::: Entries provided :::

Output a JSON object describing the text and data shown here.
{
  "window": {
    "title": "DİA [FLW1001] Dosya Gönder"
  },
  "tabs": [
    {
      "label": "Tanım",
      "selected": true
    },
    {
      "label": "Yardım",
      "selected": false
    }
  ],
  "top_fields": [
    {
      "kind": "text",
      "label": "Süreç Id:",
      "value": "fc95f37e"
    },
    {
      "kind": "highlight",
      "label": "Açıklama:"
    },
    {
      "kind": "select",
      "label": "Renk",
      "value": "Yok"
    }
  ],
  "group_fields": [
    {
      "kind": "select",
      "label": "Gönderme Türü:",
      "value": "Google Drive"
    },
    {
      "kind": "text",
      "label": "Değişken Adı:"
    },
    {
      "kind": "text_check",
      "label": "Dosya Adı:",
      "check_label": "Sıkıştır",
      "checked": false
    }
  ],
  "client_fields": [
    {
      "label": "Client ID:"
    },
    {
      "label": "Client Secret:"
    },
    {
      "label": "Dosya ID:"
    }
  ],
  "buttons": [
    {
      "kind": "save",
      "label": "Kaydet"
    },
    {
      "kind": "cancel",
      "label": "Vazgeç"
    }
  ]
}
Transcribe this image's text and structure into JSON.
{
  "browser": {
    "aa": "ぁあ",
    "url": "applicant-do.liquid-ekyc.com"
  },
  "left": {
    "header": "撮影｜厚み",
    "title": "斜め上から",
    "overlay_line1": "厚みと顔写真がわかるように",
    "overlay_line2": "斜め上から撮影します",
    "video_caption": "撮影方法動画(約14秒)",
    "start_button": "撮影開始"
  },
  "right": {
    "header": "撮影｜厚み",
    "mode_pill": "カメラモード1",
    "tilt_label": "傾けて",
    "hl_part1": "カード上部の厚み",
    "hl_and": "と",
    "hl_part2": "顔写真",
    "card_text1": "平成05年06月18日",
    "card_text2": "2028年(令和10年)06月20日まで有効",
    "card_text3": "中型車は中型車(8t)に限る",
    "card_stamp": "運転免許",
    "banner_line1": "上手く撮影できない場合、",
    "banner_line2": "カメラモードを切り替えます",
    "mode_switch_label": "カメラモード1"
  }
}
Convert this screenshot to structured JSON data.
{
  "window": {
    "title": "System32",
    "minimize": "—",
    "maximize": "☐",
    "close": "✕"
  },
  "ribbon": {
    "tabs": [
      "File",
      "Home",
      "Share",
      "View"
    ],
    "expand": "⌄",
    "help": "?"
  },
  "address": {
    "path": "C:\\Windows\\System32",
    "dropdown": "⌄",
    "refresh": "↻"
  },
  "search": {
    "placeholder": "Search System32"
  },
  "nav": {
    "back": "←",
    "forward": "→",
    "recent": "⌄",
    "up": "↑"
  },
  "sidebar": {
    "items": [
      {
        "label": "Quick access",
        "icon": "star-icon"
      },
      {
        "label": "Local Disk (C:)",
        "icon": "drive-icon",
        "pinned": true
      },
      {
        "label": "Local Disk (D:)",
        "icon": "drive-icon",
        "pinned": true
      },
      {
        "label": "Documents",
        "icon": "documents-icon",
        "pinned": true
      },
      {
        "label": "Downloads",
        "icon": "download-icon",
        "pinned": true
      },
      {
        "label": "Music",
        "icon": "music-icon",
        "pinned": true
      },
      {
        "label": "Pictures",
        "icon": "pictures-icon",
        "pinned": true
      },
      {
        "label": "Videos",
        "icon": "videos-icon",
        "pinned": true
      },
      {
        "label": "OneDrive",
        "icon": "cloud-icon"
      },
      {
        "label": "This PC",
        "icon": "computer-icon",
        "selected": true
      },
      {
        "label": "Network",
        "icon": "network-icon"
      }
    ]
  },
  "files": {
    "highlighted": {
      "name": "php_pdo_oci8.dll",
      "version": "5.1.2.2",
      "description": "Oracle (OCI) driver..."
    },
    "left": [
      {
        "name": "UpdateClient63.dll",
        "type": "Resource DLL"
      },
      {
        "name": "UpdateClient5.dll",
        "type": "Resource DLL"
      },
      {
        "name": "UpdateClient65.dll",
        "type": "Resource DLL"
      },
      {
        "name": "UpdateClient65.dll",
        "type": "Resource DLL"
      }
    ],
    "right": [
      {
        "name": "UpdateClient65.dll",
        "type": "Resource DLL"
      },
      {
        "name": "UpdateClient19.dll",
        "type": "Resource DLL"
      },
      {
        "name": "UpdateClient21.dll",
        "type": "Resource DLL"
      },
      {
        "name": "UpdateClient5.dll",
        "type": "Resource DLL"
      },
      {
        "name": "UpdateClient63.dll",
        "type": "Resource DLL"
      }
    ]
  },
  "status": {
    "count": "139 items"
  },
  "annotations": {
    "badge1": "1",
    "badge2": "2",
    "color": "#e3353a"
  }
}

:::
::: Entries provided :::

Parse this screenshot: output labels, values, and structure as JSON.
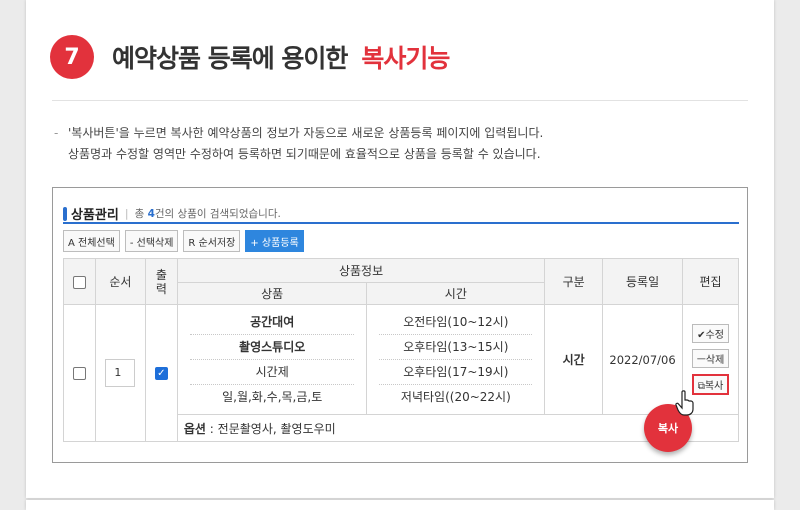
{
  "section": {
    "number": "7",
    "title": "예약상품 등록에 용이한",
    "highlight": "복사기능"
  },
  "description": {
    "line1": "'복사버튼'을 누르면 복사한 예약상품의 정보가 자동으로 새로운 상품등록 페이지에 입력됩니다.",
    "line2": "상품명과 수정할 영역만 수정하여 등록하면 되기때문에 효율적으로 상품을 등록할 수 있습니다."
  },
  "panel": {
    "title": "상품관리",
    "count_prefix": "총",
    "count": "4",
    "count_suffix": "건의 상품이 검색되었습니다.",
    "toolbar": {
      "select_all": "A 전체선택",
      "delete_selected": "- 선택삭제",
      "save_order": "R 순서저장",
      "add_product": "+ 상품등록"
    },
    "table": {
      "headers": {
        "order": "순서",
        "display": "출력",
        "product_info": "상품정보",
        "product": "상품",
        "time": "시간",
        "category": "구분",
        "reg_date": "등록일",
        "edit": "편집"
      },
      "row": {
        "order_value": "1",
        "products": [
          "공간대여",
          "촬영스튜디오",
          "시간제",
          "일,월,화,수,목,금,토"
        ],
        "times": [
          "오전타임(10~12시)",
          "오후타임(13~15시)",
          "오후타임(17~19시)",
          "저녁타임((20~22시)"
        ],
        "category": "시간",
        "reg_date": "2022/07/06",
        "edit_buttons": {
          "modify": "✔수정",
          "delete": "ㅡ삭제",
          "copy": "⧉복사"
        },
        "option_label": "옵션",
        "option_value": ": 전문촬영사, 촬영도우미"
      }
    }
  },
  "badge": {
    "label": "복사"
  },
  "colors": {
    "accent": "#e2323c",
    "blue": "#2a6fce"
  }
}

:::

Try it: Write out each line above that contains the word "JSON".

Result for this task:
Output a JSON object describing the text and data shown here.
Transcribe this image's text and structure into JSON.
Convert this screenshot to structured JSON data.
Parse this screenshot: output labels, values, and structure as JSON.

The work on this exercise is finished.